An up-close and personal review of the Blackberry Z10, the Canadian company’s first phone, featuring its new operating system BB10
Blackberry’s Z10 has arrived late to the party. There are no two ways about it. The smartphone world is seeing Samsung and Apple trade punches over who the innovative player is, and Microsoft has sneaked in with the Windows 8 phone as possibly the alternative to those who are bored with their iPhones and Androids.
Blackberry, in the meanwhile, has reinvented itself as a new brand and its first smartphone Z10 is a far cry from its previous generation of QWERTY-sporting handsets. The Blackberry faithfuls — mostly people who are a lot more business-minded than fun-seeking — have waited for long to see the Canadian handset-maker’s answer to the iPhones and the Samsung Galaxies of the world.

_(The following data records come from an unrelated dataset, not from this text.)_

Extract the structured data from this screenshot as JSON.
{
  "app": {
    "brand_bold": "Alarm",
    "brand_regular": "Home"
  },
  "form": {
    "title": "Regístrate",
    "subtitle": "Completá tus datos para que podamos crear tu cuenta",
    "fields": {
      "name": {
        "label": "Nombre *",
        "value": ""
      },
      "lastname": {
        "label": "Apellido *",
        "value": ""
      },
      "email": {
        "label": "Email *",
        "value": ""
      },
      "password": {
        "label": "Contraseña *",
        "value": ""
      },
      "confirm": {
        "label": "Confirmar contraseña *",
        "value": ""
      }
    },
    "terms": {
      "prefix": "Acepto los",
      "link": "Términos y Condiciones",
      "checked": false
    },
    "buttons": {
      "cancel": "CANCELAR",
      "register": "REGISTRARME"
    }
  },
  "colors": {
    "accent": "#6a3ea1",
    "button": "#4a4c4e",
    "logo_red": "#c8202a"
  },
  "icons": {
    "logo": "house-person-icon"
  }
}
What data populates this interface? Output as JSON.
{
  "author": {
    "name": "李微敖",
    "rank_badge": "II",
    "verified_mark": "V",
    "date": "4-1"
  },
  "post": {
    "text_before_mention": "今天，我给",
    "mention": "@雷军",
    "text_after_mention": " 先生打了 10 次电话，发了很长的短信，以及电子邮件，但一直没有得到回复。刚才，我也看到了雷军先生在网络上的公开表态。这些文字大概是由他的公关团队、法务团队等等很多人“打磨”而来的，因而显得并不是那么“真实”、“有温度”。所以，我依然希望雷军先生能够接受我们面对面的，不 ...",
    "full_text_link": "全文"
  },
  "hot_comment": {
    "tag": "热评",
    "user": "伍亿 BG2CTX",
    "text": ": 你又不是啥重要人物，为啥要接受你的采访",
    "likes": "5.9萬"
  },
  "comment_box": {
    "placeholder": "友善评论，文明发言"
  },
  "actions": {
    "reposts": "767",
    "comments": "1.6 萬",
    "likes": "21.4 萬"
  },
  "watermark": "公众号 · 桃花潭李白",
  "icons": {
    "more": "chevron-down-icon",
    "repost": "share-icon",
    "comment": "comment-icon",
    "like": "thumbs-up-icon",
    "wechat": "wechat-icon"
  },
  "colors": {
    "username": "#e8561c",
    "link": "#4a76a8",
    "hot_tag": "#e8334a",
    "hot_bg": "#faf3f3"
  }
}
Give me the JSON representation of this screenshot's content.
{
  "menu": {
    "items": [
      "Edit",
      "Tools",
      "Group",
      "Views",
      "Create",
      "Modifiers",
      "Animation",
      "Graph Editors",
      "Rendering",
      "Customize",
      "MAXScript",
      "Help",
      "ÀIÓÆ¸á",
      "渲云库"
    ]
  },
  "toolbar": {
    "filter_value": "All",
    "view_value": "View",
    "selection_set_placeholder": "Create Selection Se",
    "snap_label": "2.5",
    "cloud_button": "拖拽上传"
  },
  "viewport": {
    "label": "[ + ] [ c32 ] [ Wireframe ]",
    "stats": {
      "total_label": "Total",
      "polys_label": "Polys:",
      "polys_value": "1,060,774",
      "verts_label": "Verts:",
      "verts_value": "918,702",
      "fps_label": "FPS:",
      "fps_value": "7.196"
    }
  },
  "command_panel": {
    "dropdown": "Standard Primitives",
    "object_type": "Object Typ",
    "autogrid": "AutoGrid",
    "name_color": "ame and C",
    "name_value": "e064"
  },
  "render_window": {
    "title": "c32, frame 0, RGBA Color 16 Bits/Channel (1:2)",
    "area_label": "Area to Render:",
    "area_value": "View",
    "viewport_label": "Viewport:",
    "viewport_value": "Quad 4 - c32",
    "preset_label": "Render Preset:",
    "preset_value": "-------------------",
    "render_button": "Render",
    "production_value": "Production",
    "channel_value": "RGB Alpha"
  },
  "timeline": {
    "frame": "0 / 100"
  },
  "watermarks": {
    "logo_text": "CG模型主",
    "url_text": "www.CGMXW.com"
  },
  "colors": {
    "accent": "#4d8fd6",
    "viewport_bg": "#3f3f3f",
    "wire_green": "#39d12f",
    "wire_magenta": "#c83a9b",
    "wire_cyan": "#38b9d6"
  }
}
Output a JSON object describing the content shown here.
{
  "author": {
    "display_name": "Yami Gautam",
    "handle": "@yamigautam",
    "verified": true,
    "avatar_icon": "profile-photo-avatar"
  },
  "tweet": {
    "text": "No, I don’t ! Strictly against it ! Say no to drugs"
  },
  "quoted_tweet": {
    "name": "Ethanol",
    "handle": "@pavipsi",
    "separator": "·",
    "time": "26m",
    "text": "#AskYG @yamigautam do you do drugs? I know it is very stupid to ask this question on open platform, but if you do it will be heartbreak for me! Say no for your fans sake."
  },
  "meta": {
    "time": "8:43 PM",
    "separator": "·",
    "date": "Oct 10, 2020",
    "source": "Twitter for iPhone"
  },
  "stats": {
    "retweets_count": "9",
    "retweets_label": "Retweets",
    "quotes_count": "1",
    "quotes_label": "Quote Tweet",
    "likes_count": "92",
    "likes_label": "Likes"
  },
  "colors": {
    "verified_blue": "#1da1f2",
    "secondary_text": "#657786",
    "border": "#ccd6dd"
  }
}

Having used the phone for a good three weeks before writing this review, I can say that its biggest triumph is the brave new user interface that Blackberry 10 offers. It is unlike any other experienced so far. The entire experience is swipe-based and it would take some getting used to. But once you are drawn into it, any other OS experience, be it iOS or Android Jelly Bean, will seem a little jaded.
A one-hand phone
Blackberry has promoted Z10 as a 'one-hand' phone — meaning you can operate all its functions, just holding it in one hand. The dimensions of the phone seemed just right — at 4.2 inches it is only slightly bigger than the iPhone 5 but considerably smaller than the Android phone flagships from HTC and Samsung. Also, it weighs 136 grams, which makes it neither the lightest nor the heaviest super smartphone. To put it in a nutshell: the build quality and general feel of the phone seem just right.
And then there are the core specifications: an 8 MP rear-facing camera, 16 GB internal storage, full HD resolution display at 356 ppi resolution, a dual-core 1.5 Ghz processor, 2 GB RAM, USB and micro-HDMI port, among other things. I won't dwell much on specifications because they invariably are not the differentiator these days in a clogged assembly line of similar-looking phones.
What really matters is how well the smartphone works. There are some key differentiators that the Blackberry 10 operating system allows, which seem to set this phone apart from the rest. The Blackberry Hub which allows users to set up all their accounts — the BBM, Gmail, Facebook, Twitter, Linkedin and even Evernote — in one place is a welcome feature. Although a similar functionality is present in Windows 8 mobile too, Blackberry 10 seems to do a better job.
The notification centre in Blackberry 10 is also considerably different and more useful compared to other handsets. The ‘peek’ function that allows users to check out the notifications they have — missed calls, text messages, emails and social networks notifications — is another useful function that allows users to not get lost while playing games or running any other Apps.
The most refreshing feature of the phone is the predictive keyboard featured in Blackberry 10. It is not the standard autocorrect software found in other platforms, but it predicts words based on user patterns. This makes text input on Z10 a notch quicker.
Despite the robust hardware, highly intuitive user interface, and a refreshing re-look at mobile computing, Z10 does have its pitfalls. The biggest disadvantage is the relatively new Apps ecosystem in the rebranded Blackberry World market place. When compared to the iOS or the Google Play ecosystems, Blackberry World has very little to offer. Especially considering the MRP in excess of Rs.43,000, this can be a bit underwhelming.
The battery life of the Z10 too suffers from similar effects that all large touchscreen smartphones face. While the company promises up to 11 hours of talk time on 3G on a full charge of the 1,800 mAh battery pack, power users will have to take their chargers to office for a quick post-lunch plug in. The legendary battery backup of the previous generation of Blackberry phones surely does not hold good here.
With Z10, Blackberry seems to have scripted a bold re-entry into the smartphone race with a user interface that puts competition to shame. But for the party to really begin, the App developers from around the world will have to bet on the Blackberry 10 ecosystem. That might still be some months away.